That’s what you’ll find in this article:
A “bro split” refers to any workout routine (or “split”) that trains different body parts (or muscle groups) on different days. For instance, training arms one day, chest another, shoulders another, and so on.
The bro split workout routine is commonly associated with bodybuilding magazines and dubious (and often fake natty) fitness “gurus.”
As such, it’s often disparaged by the evidence-based fitness community for being scientifically unsound and thus ineffective for gaining muscle and strength.
Is this scorn deserved, though?
Learn the answer in this article:
“Rucking” refers to walking or hiking with a weighted pack.
This makes it one of the simplest and most underrated kinds of cardio you can do because it:
- Burns a boatload of calories
- Boosts your cardiovascular fitness
- Is easy to recover from
- Is versatile (you can do it anywhere)
- Is social—you can easily do it with a group
- What’s more, it’s also very easy to progressively overload your workouts. That is, you can continually make your rucks a little bit harder, which isn’t easy with walking.

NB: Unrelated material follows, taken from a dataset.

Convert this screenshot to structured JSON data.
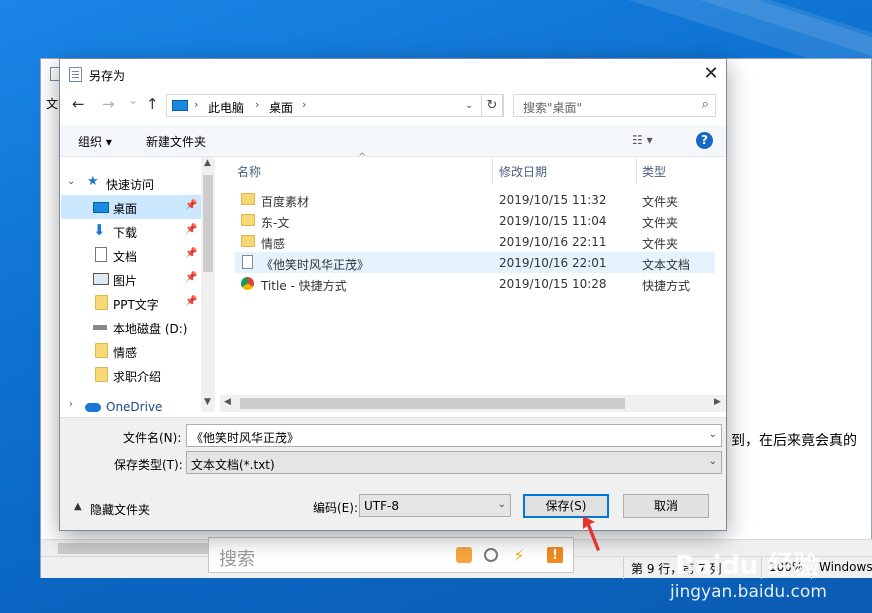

Learn everything you need to know to get started with rucking in this article:
If you want to build an appreciable amount of muscle, then alternating between periods of cutting and bulking is unavoidable.
That doesn’t mean you have to take the traditional, superannuated approach of “eating big” for 6+ months, then cutting for as long as it takes to be happy with what you see in the mirror, though.
Instead, you can make both of these phases more productive and enjoyable by alternating between them more often, maximizing their benefits and minimizing their downsides.
Learn how to use mini-cuts and mini-bulks to build muscle while staying lean here: